http://www.murkydepths.com/fc.php

The Dog Faced Gods

Posted in Science Fiction, Uncategorized on 13 December 2012 by Lucifal

I’ve recently reserved my reviewing pen for the BSFA’s Vector magazine’s graphic novel and comics reviews column Picture This – yes, it’s also the title of a Blondie song (I guess you can see a link coming), so a little foray into literature.
I’ve met Sarah Pinborough (that’s the link) at several conventions but never read any of her books. I’ve heard good and bad things about her writing so I thought I’d make the effort to form my own opinion. So, free from spoilers, here’s what I thought of Sarah Pinborough’s The Dog Faced Gods trilogy.
The first book, A Matter of Blood, introduces us to a number of characters but Cass Jones is the main protagonist, a flawed London detective in a flawed world; ours but the double-dip recession is crippling the average family, jobs are hard to find and on top of that a more prevalent form of HIV is scaring the populace. Pinborough paints a bleak and depressing tomorrow (and I mean the day after this one as opposed to a far off future) that’ll make you appreciate your lot. Cass Jones is self-centred and job-focused, a copper willing to cut corners to resolve a case. Bribes are the norm in a police force decimated by budget cuts. It all starts to sound a little too real. And that’s one of the beauties of this and the following two books; you can’t deny the possibilities of what Pinborough conjures in her tale, and that makes the final revelation so much more powerful and, dare I say it, acceptable.
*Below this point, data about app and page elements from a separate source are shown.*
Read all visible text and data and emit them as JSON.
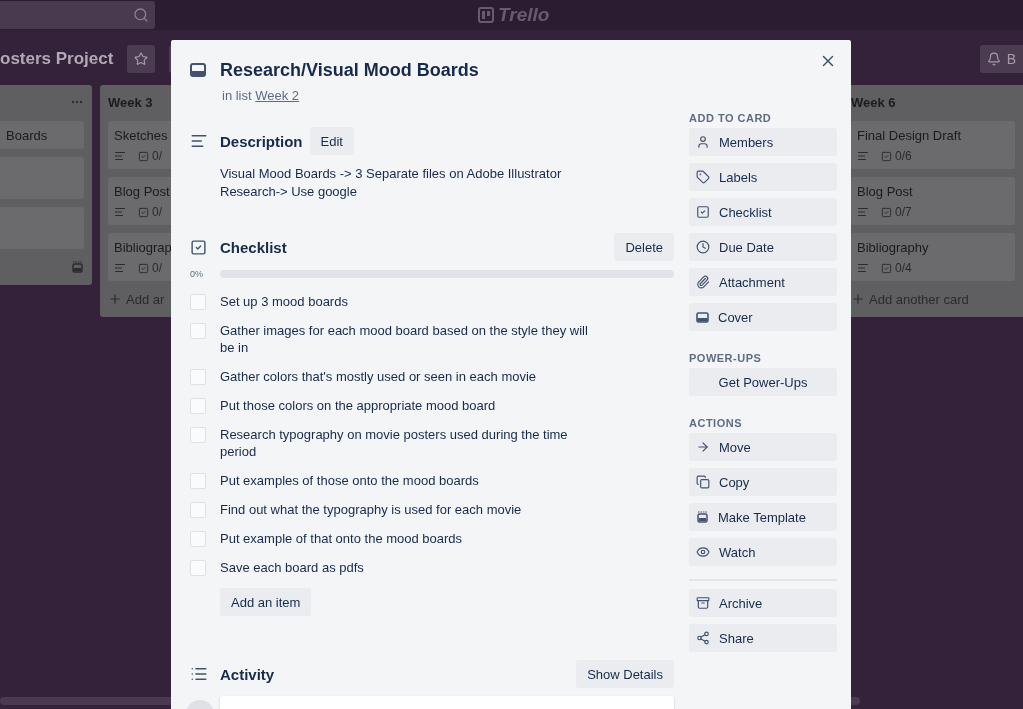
{
  "top_bar": {
    "logo": "Trello"
  },
  "board": {
    "title": "osters Project",
    "right_button": "B"
  },
  "lists": [
    {
      "kind": "cut",
      "cards": [
        {
          "kind": "text",
          "title": "Boards"
        },
        {
          "kind": "blank"
        },
        {
          "kind": "blank"
        }
      ]
    },
    {
      "kind": "covered",
      "title": "Week 3",
      "cards": [
        {
          "kind": "text",
          "title": "Sketches",
          "badge": "0/"
        },
        {
          "kind": "text",
          "title": "Blog Post",
          "badge": "0/"
        },
        {
          "kind": "text",
          "title": "Bibliograp",
          "badge": "0/"
        }
      ],
      "add": "Add ar"
    },
    {
      "kind": "full",
      "title": "Week 6",
      "cards": [
        {
          "kind": "text",
          "title": "Final Design Draft",
          "badge": "0/6"
        },
        {
          "kind": "text",
          "title": "Blog Post",
          "badge": "0/7"
        },
        {
          "kind": "text",
          "title": "Bibliography",
          "badge": "0/4"
        }
      ],
      "add": "Add another card"
    }
  ],
  "card": {
    "title": "Research/Visual Mood Boards",
    "list_prefix": "in list",
    "list_link": "Week 2"
  },
  "description": {
    "heading": "Description",
    "edit": "Edit",
    "lines": [
      "Visual Mood Boards -> 3 Separate files on Adobe Illustrator",
      "Research-> Use google"
    ]
  },
  "checklist": {
    "heading": "Checklist",
    "delete": "Delete",
    "percent": "0%",
    "level": 0,
    "add": "Add an item",
    "items": [
      {
        "text": "Set up 3 mood boards",
        "checked": false
      },
      {
        "text": "Gather images for each mood board based on the style they will be in",
        "checked": false
      },
      {
        "text": "Gather colors that's mostly used or seen in each movie",
        "checked": false
      },
      {
        "text": "Put those colors on the appropriate mood board",
        "checked": false
      },
      {
        "text": "Research typography on movie posters used during the time period",
        "checked": false
      },
      {
        "text": "Put examples of those onto the mood boards",
        "checked": false
      },
      {
        "text": "Find out what the typography is used for each movie",
        "checked": false
      },
      {
        "text": "Put example of that onto the mood boards",
        "checked": false
      },
      {
        "text": "Save each board as pdfs",
        "checked": false
      }
    ]
  },
  "activity": {
    "heading": "Activity",
    "button": "Show Details"
  },
  "sidebar": [
    {
      "heading": "ADD TO CARD",
      "buttons": [
        {
          "kind": "members",
          "label": "Members"
        },
        {
          "kind": "labels",
          "label": "Labels"
        },
        {
          "kind": "checklist",
          "label": "Checklist"
        },
        {
          "kind": "due",
          "label": "Due Date"
        },
        {
          "kind": "attachment",
          "label": "Attachment"
        },
        {
          "kind": "cover",
          "label": "Cover"
        }
      ]
    },
    {
      "heading": "POWER-UPS",
      "buttons": [
        {
          "kind": "plain",
          "label": "Get Power-Ups"
        }
      ]
    },
    {
      "heading": "ACTIONS",
      "buttons": [
        {
          "kind": "move",
          "label": "Move"
        },
        {
          "kind": "copy",
          "label": "Copy"
        },
        {
          "kind": "template",
          "label": "Make Template"
        },
        {
          "kind": "watch",
          "label": "Watch"
        }
      ]
    },
    {
      "buttons": [
        {
          "kind": "archive",
          "label": "Archive"
        },
        {
          "kind": "share",
          "label": "Share"
        }
      ]
    }
  ]
}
What starts out in the first book to be an almost straight detective mystery builds to something a whole lot more interesting. Sure, there are supernatural undertones to A Matter of Blood – Cass is forever seeing his dead brother – but these could all be purely psychological.
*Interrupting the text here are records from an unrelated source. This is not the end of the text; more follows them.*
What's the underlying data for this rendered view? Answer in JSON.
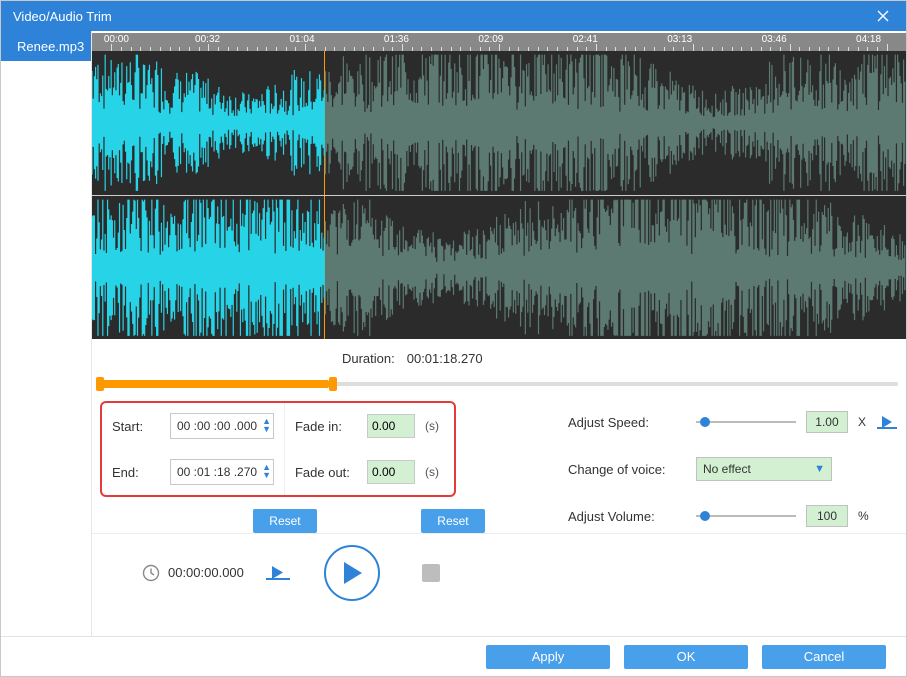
{
  "title": "Video/Audio Trim",
  "sidebar": {
    "items": [
      "Renee.mp3"
    ]
  },
  "ruler": {
    "labels": [
      "00:00",
      "00:32",
      "01:04",
      "01:36",
      "02:09",
      "02:41",
      "03:13",
      "03:46",
      "04:18"
    ]
  },
  "duration": {
    "label": "Duration:",
    "value": "00:01:18.270"
  },
  "selection": {
    "start_pct": 0,
    "end_pct": 28.6
  },
  "trim": {
    "start_label": "Start:",
    "start_value": "00 :00 :00 .000",
    "end_label": "End:",
    "end_value": "00 :01 :18 .270",
    "fadein_label": "Fade in:",
    "fadein_value": "0.00",
    "fadeout_label": "Fade out:",
    "fadeout_value": "0.00",
    "sec_unit": "(s)",
    "reset_label": "Reset"
  },
  "adjust": {
    "speed_label": "Adjust Speed:",
    "speed_value": "1.00",
    "speed_x": "X",
    "voice_label": "Change of voice:",
    "voice_value": "No effect",
    "volume_label": "Adjust Volume:",
    "volume_value": "100",
    "volume_unit": "%"
  },
  "transport": {
    "timecode": "00:00:00.000"
  },
  "footer": {
    "apply": "Apply",
    "ok": "OK",
    "cancel": "Cancel"
  }
}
It’s difficult to cover the other books without giving away a consistently good plot that supplies enough twists and surprises to make you want to discover what makes Cass the person he is.
The trilogy does turn into something that’ll make you think, and being a sci-fi fan I’m inclined to say that at the end of the day that’s what The Dog Faced Gods trilogy is. Someone interested in other genres might disagree, and that’s another feather in the cap of this tale. It’s whatever you want it to be, and more.
I thoroughly recommend this trilogy to the top of your reading pile. It won’t be there long.